Mayor Thomas Menino had surgery last Friday to fix a problem with his prostate that most men over age 60 experience.
Doctors frequently prescribe medications such as finasteride (Proscar) as an initial therapy to treat symptoms such as urgent, frequent urination — especially in the middle of the night — difficulty starting the flow, or a weak urine stream that leaves the bladder partially full.
If those don’t work, a number of minimally invasive procedures can heat and destroy excess prostate tissue using microwave, lasers, or radiofrequency energy, by inserting a tiny device through a catheter.

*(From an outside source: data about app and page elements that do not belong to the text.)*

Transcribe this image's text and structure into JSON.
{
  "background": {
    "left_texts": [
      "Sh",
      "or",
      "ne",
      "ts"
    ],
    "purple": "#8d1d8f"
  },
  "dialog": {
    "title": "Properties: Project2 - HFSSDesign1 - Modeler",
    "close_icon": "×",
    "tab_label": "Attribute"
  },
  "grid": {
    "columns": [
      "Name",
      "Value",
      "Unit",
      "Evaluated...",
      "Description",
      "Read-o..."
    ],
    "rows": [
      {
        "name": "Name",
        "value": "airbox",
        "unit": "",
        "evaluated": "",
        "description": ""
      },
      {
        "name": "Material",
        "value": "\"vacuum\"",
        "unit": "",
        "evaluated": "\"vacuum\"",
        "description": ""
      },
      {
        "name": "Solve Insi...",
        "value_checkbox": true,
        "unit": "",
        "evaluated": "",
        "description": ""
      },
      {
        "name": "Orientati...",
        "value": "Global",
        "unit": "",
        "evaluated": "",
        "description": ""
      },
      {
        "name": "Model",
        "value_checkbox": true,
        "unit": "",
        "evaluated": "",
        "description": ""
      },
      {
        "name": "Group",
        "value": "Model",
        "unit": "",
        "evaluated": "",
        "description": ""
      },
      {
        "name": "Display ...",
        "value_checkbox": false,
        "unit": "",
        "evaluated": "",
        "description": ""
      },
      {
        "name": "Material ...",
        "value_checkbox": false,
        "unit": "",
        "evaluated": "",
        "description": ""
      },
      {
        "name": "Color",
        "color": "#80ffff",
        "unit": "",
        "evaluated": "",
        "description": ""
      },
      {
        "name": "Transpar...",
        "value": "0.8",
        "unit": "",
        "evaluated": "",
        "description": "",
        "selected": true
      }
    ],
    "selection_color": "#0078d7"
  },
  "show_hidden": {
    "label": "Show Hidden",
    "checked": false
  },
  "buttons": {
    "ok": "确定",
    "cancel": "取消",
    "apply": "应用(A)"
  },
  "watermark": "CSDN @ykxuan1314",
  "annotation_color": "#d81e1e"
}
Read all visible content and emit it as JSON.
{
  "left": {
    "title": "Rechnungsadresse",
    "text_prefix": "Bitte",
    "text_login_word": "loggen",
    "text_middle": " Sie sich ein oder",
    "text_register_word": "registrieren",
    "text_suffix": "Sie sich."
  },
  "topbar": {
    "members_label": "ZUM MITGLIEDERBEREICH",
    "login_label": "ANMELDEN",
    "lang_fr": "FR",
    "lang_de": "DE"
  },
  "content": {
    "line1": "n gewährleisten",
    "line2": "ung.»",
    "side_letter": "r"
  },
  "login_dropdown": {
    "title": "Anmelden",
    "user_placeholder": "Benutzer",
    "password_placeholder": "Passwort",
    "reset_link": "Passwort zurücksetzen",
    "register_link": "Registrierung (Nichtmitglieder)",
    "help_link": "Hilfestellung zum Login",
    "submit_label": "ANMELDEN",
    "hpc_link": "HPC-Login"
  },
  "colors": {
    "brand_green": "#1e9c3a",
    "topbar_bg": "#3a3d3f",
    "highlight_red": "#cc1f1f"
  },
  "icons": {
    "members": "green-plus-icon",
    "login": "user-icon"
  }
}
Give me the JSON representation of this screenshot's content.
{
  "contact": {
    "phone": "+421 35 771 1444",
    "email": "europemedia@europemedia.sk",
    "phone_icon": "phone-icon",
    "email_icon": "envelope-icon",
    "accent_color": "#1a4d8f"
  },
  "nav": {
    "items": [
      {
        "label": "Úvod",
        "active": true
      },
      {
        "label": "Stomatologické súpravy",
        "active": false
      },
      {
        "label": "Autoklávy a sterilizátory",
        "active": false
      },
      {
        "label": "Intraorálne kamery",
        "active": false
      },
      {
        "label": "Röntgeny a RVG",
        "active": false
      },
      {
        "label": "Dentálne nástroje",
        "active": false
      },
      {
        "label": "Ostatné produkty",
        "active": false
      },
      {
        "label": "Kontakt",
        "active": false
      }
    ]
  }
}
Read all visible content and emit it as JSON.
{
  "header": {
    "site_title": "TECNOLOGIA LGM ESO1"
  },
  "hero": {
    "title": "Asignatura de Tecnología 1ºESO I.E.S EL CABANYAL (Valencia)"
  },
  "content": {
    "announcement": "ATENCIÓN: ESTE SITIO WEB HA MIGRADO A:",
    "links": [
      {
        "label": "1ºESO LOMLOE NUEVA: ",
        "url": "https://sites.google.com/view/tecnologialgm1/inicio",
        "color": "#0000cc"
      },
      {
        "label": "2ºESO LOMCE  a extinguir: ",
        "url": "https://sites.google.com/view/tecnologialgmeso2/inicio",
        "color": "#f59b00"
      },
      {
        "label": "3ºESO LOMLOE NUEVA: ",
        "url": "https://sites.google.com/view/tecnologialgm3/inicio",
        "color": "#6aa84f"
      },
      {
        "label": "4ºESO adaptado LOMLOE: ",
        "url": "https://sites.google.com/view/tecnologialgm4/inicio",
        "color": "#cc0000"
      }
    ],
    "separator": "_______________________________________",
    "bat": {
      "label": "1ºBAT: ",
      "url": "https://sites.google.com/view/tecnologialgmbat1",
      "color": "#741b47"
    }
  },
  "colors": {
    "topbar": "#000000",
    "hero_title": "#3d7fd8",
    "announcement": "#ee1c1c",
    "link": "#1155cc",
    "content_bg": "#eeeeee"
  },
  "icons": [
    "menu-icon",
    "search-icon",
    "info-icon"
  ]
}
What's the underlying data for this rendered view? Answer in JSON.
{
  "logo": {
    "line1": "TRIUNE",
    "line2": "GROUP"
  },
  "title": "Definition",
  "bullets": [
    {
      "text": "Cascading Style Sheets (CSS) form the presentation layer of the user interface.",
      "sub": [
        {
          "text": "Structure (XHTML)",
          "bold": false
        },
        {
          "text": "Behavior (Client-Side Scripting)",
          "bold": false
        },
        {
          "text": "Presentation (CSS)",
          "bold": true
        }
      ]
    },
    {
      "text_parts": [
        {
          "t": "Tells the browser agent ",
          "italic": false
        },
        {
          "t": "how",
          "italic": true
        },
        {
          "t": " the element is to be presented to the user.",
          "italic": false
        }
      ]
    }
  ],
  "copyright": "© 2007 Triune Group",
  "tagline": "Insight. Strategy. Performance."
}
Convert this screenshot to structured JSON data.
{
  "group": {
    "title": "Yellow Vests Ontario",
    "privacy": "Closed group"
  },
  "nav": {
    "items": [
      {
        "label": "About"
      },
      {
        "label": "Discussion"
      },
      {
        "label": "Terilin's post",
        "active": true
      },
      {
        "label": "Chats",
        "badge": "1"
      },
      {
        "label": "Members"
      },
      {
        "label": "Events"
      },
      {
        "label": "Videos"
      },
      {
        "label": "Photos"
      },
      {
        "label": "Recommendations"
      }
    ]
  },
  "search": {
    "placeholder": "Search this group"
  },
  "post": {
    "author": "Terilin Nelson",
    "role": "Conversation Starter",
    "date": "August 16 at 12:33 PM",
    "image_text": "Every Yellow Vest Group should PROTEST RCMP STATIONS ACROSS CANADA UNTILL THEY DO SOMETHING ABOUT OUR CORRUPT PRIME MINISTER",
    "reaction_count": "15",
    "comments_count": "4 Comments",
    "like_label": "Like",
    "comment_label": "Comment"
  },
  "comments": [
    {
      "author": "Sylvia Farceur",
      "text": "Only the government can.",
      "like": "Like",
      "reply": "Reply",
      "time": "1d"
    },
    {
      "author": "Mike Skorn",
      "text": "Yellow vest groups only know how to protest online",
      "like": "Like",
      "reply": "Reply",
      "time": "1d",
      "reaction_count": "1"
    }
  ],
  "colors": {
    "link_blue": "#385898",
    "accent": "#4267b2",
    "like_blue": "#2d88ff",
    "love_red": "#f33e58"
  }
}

These tend to have fewer side effects than surgery but they tend to be reserved for milder cases because they aren’t as effective at providing a permanent fix, according to Dr. Michael Naslund, chief of urology at the University of Maryland Medical Center in Baltimore.
Menino had a more extreme and less commonly used open-surgical procedure called a suprapubic prostatectomy, where an incision is made directly into the prostate gland to scoop out the tissue, leaving the gland’s capsule behind.
“It’s not an uncommon procedure to do for men who have a very, very big prostate,” said Dr. James Ulchaker, a urologic surgeon at the Cleveland Clinic. “It can be a very good procedure with a very good functional outcome.” Side effects can include infections, bleeding, incontinence, and urine leakage.